The IRS audited the successor corporation, Arizona Media, and determined an income tax deficiency ($13.5 million) and penalties and interest ($10 million). The IRS levied the amount, but Arizona Media made no payments and was administratively dissolved by the state of Arizona for failing to file an annual report.
The IRS issued transferee notices for the unpaid liability to SBC's shareholders, James and Norma Slone and family trusts. The notices stated that the stock sale was substantially similar to an "intermediary transaction" tax shelter as described in Notice 2001-16 and recharacterized the asset and stock sales as an asset sale followed by a liquidating transaction. The Slones and the trusts petitioned the Tax Court.

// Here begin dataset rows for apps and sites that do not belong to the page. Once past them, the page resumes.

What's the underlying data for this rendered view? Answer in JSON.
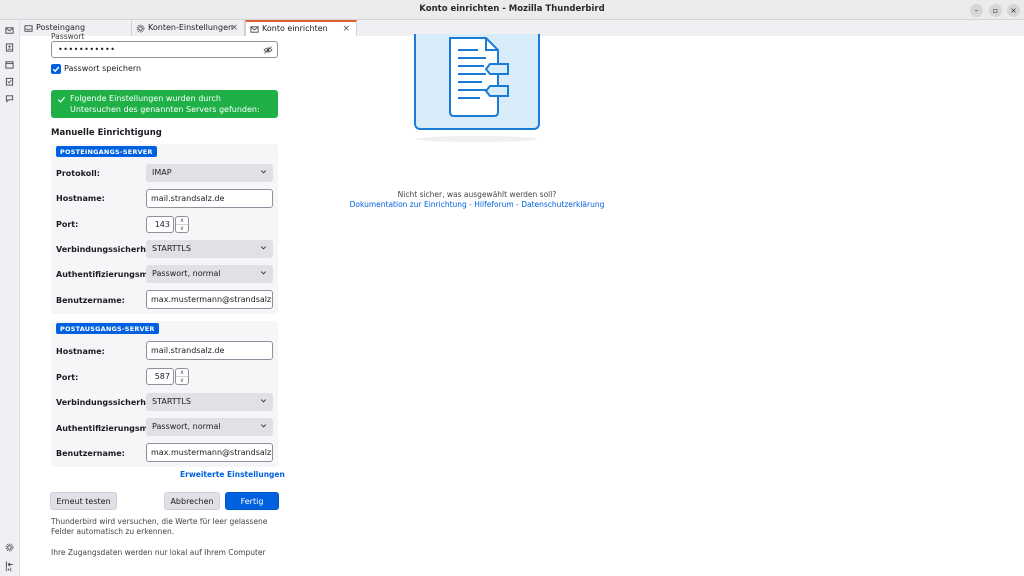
{
  "window": {
    "title": "Konto einrichten - Mozilla Thunderbird"
  },
  "tabs": [
    {
      "label": "Posteingang",
      "icon": "inbox-icon"
    },
    {
      "label": "Konten-Einstellungen",
      "icon": "gear-icon"
    },
    {
      "label": "Konto einrichten",
      "icon": "account-icon",
      "active": true
    }
  ],
  "password": {
    "label": "Passwort",
    "value": "•••••••••••",
    "remember_label": "Passwort speichern",
    "remember_checked": true
  },
  "success_message": "Folgende Einstellungen wurden durch Untersuchen des genannten Servers gefunden:",
  "manual_title": "Manuelle Einrichtigung",
  "incoming": {
    "badge": "POSTEINGANGS-SERVER",
    "protocol_label": "Protokoll:",
    "protocol_value": "IMAP",
    "hostname_label": "Hostname:",
    "hostname_value": "mail.strandsalz.de",
    "port_label": "Port:",
    "port_value": "143",
    "security_label": "Verbindungssicherheit:",
    "security_value": "STARTTLS",
    "auth_label": "Authentifizierungsmethode:",
    "auth_value": "Passwort, normal",
    "username_label": "Benutzername:",
    "username_value": "max.mustermann@strandsalz.de"
  },
  "outgoing": {
    "badge": "POSTAUSGANGS-SERVER",
    "hostname_label": "Hostname:",
    "hostname_value": "mail.strandsalz.de",
    "port_label": "Port:",
    "port_value": "587",
    "security_label": "Verbindungssicherheit:",
    "security_value": "STARTTLS",
    "auth_label": "Authentifizierungsmethode:",
    "auth_value": "Passwort, normal",
    "username_label": "Benutzername:",
    "username_value": "max.mustermann@strandsalz.de"
  },
  "advanced_link": "Erweiterte Einstellungen",
  "buttons": {
    "retest": "Erneut testen",
    "cancel": "Abbrechen",
    "done": "Fertig"
  },
  "notes": {
    "autofill": "Thunderbird wird versuchen, die Werte für leer gelassene Felder automatisch zu erkennen.",
    "local": "Ihre Zugangsdaten werden nur lokal auf Ihrem Computer"
  },
  "help": {
    "question": "Nicht sicher, was ausgewählt werden soll?",
    "link_docs": "Dokumentation zur Einrichtung",
    "link_forum": "Hilfeforum",
    "link_privacy": "Datenschutzerklärung",
    "separator": " - "
  },
  "colors": {
    "accent": "#0061e0",
    "success": "#1fb148",
    "tab_highlight": "#e06030"
  }
}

Before trial, the IRS conceded that the stock sale was separate from the assets sale but argued it was still a liquidating distribution under the substance-over-form doctrine. However, the taxpayers successfully argued in Tax Court that the sales were distinct, that no tax strategies to offset potential gains were discussed, that due diligence was employed to investigate and negotiate the stock sale, and that they were not responsible for any tax strategies used after the closing of the stock sale. Consequently, the Tax Court refused to apply the substance-over-form doctrine (see "Tax Matters: Tax Court Respects Stock Sale, Denies Transferee Liability," JofA, May 2012, page 62).
Issues: Sec. 6901(a) provides a procedure through which the IRS may collect from a transferee unpaid taxes owed by the transferor of assets if applicable state law or equity principles provide an independent basis for holding the transferee liable for the transferor's debts.
To impose tax liability on a transferee, a court must engage in the test formulated by the Supreme Court in Stern, 357 U.S. 39 (1958), a two-pronged inquiry in which the first prong asks whether the party is a transferee under Sec. 6901 and other federal tax law, and the second prong questions whether the party is substantially liable for the transferor's unpaid taxes under state law.
Underlying the Ninth Circuit's decision was the Tax Court's incorrect application of substance over form. Substance over form and its related judicial doctrines are used to determine the true meaning of a transaction disguised by formalisms that exist solely to alter tax liabilities. In such instances, the substance of a transaction, rather than its form, will be given effect. Courts generally respect the form of a transaction but will apply the substance-over-form principles when warranted. The Ninth Circuit stated that a holistic approach to transaction analysis is more useful in considering the substance of the events rather than a rigid two-step analysis of the subjective and objective factors.
Holding: The Ninth Circuit ruled the Tax Court had not applied the correct legal standard for characterizing the stock sale transaction for purposes of federal transferee liability and therefore could not resolve the dispute. The Ninth Circuit held that the Tax Court did not address either the subjective or objective factors in characterizing the transaction for tax purposes: whether the shareholders had a business purpose for entering into the stock purchase transaction other than tax avoidance and whether the transaction had economic substance other than shielding shareholders from tax liability. Instead, the Tax Court focused its factual inquiry and analysis on factors that might be relevant to the second prong of the Stern test for assessing transferee liability but did not use its factual findings to analyze the shareholders' liability under the applicable state law (Stern test, second prong), the Ninth Circuit said. Instead, the Tax Court had concluded, based on its findings, that the form of the stock sale should be respected for the shareholders' transferee status (Stern test, first prong).
A separate opinion, concurring and dissenting in part, found that the record was sufficient to hold that the transaction had no economic substance, the shareholders were transferees under Sec. 6901, and the only question to be remanded to the Tax Court was on state-law substantive liability.
- Slone, No. 12-72464 (9th Cir. 6/8/15)
—By Laura Jean Kreissl, Ph.D., associate professor of accounting, the School of Business Economics, Thompson Rivers University, Kamloops, British Columbia, Canada, and Darlene Pulliam, CPA, Ph.D., Regents Professor and McCray Professor of Accounting, the College of Business, West Texas A&M University, Canyon, Texas.